Manchester United’s Premier League Kicks Hero first got involved in the programme at the time it started 10 years ago.
Luke Ross was a teenager when he went to his first session run by the Manchester United Foundation.
“I initially went down as a 15-year-old,” he says. “I found out about the session from a friend at school.
“I went along with him and started as a participant.
“I was attending twice a week initially at Old Trafford Sports Barn.
“I remember everything was really organised, everyone was on time, and I remember just thinking, ‘It’s really well structured so it’s something that I would like to continue to get involved in’.
“So I spoke to the head coach there, Ben, and expressed an interest in coaching and doing something similar to him.”
Luke had some issues at 15 but nothing serious.
“It was an altercation at school and I got into a little bit of trouble with that,” he says.
“Other than that, it was fine. I got a lot of support from my parents and I knew that I wanted to be involved in sport in some way.
“The football route didn’t really work out, playing-wise, so coaching was the next best thing for me. With the advice from my coaches and support from my parents I went for the coaching.”
The programme did not just help Luke to learn about coaching.
“Going to PL Kicks helped with my social skills, interacting with people from different areas,” he says.
“It wasn’t just boys from Old Trafford that went. There were boys from other areas, Stretford or Ermston, in Manchester. Interacting with people from other schools, the time-keeping - all that stuff was key.
“The PL Kicks coaches were always helpful, always willing to answer questions.
“Not just me but youths in general. If you have got someone around that you aspire to be like or to do something similar to, speaking to them will always help you.
“Ben was the person that I looked up to and I wanted to achieve what he has achieved.”
The coaches and club also helped Luke with his degree at Salford University while he continued to volunteer with the Foundation, and after graduation he was rewarded with a full-time position.
“I felt like, ‘It’s finally happened, all the years’ work beforehand has finally paid off’,” he says.
“I was proud and just happy that it showed that perseverance had paid off.
“I had been working for 18 months voluntarily. I wanted to do it because I knew that if I stuck at it, it would pay off. I knew that I had to be patient, soak in everything that the coaches tried to teach me and just wait. It paid off in the end.”
Now Luke is the lead coach at the place where he first started, Old Trafford Sports Barn, and in the same way he was helped to fulfil his ambition, so he now looks to help and inspire more youngsters in Manchester.
“It was important to me to give back to the community and help people as I was helped,” he says. “With the support of people like Ben, helping me along, it’s just good to be able to be in a position where I can do the same.

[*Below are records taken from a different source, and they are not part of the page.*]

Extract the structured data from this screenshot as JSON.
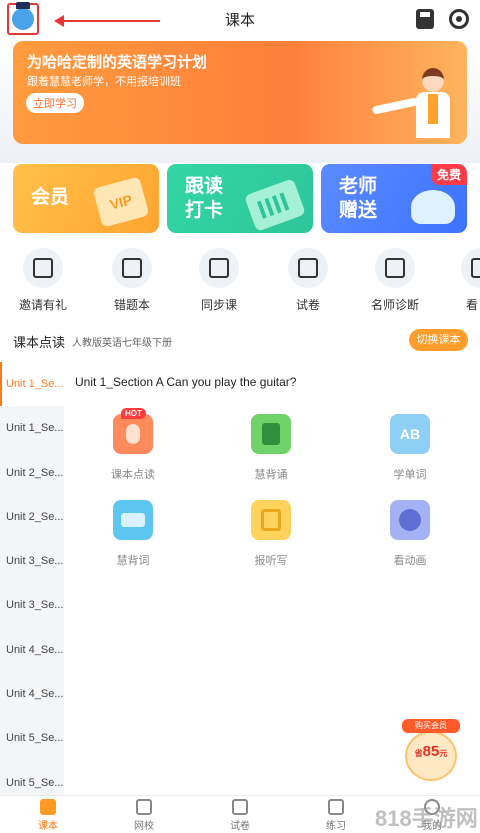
{
  "header": {
    "title": "课本",
    "avatar_icon": "user-avatar-icon",
    "save_icon": "download-icon",
    "service_icon": "headset-icon"
  },
  "banner": {
    "title": "为哈哈定制的英语学习计划",
    "subtitle": "跟着慧慧老师学，不用报培训班",
    "button": "立即学习"
  },
  "cards": {
    "vip": "会员",
    "vip_badge": "VIP",
    "read_line1": "跟读",
    "read_line2": "打卡",
    "teacher_line1": "老师",
    "teacher_line2": "赠送",
    "free_tag": "免费"
  },
  "quick_nav": [
    {
      "label": "邀请有礼",
      "icon": "gift-icon"
    },
    {
      "label": "错题本",
      "icon": "notebook-icon"
    },
    {
      "label": "同步课",
      "icon": "video-play-icon"
    },
    {
      "label": "试卷",
      "icon": "exam-paper-icon"
    },
    {
      "label": "名师诊断",
      "icon": "diagnosis-icon"
    },
    {
      "label": "看",
      "icon": "watch-icon"
    }
  ],
  "textbook": {
    "title": "课本点读",
    "book": "人教版英语七年级下册",
    "switch": "切换课本"
  },
  "units": [
    "Unit 1_Se...",
    "Unit 1_Se...",
    "Unit 2_Se...",
    "Unit 2_Se...",
    "Unit 3_Se...",
    "Unit 3_Se...",
    "Unit 4_Se...",
    "Unit 4_Se...",
    "Unit 5_Se...",
    "Unit 5_Se..."
  ],
  "lesson": {
    "title": "Unit 1_Section A Can you play the guitar?",
    "hot_tag": "HOT",
    "features": [
      {
        "label": "课本点读",
        "icon": "read-finger-icon",
        "color": "#ff8a5c"
      },
      {
        "label": "慧背诵",
        "icon": "book-icon",
        "color": "#6fd36a"
      },
      {
        "label": "学单词",
        "icon": "ab-letters-icon",
        "color": "#8ed0f5",
        "glyph": "AB"
      },
      {
        "label": "慧背词",
        "icon": "word-cards-icon",
        "color": "#5cc6f0"
      },
      {
        "label": "报听写",
        "icon": "dictation-icon",
        "color": "#ffd25e"
      },
      {
        "label": "看动画",
        "icon": "film-reel-icon",
        "color": "#a4b2f5"
      }
    ]
  },
  "promo": {
    "tag": "购买会员",
    "prefix": "省",
    "amount": "85",
    "suffix": "元"
  },
  "bottom_nav": [
    {
      "label": "课本",
      "active": true
    },
    {
      "label": "网校",
      "active": false
    },
    {
      "label": "试卷",
      "active": false
    },
    {
      "label": "练习",
      "active": false
    },
    {
      "label": "我的",
      "active": false
    }
  ],
  "watermark": "818手游网"
}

“I get participants at the sessions asking me how they get into coaching on a daily basis, how I got into it, what they would need to do.
“It’s almost like a conveyor belt of youngsters getting into coaching and then giving back to the community.

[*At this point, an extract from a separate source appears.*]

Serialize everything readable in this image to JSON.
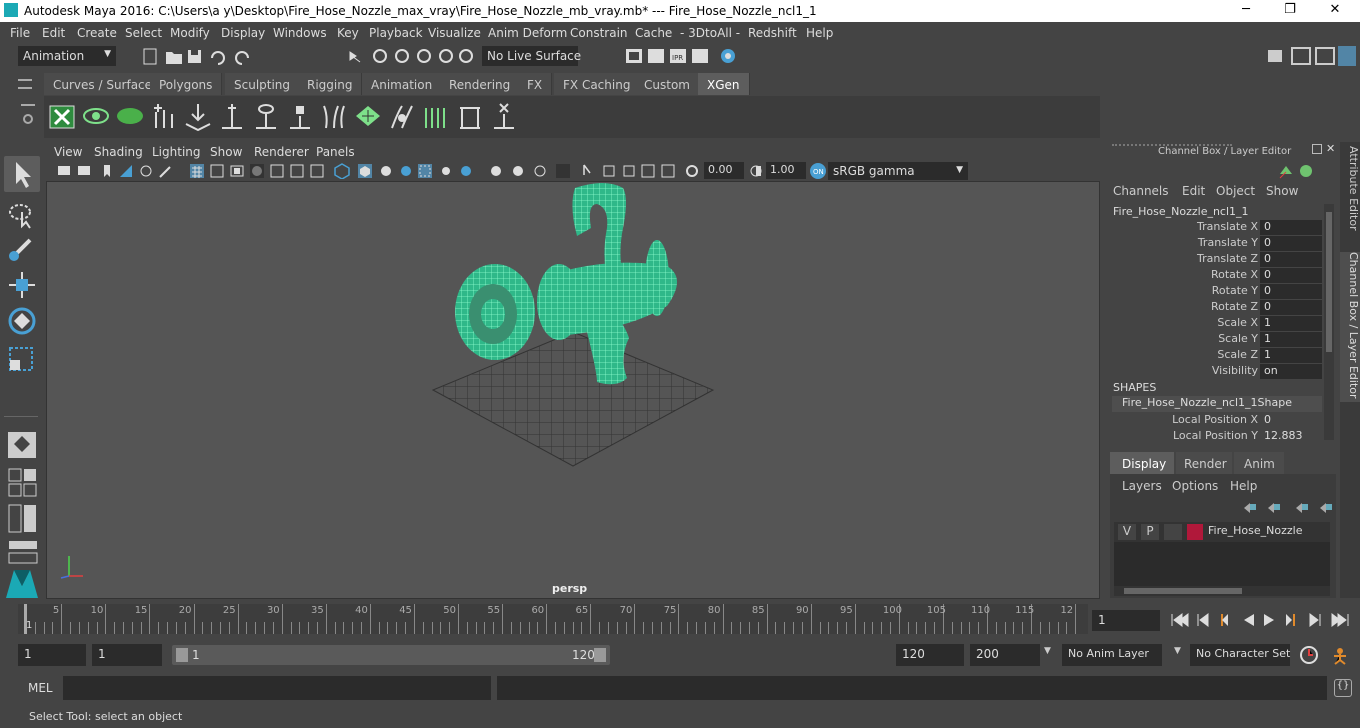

“It’s really important for me to tell my story to the new generation coming through. It shows them that it is not far away from reality. You can hear about people being participants or starting up in local areas and getting involved in football, but I am their head coach and for them to see that it’s happened with me, it’s more realistic.
“Young people need people to be inspirations for them. In modern day, it’s easy to get caught up in the wrong things, so having a focus from a young age and knowing what you want out of life is really important. And if you can help the youngsters in any way possible to achieve the goals and the targets then it’s a good thing.”
By being named Manchester United’s Premier League Kicks Hero, Luke received a specially designed comic strip, designed by Marvel and DC Comics artist John McCrea, which told his story. The strip was presented to him by John Shiels, CEO of the Manchester United Foundation.
“Luke is a great example of how the power of the club badge can engage young people,” Shiels says. “It’s a testament to the staff working here that we could assist Luke in realising and achieving his dream to go into coaching.”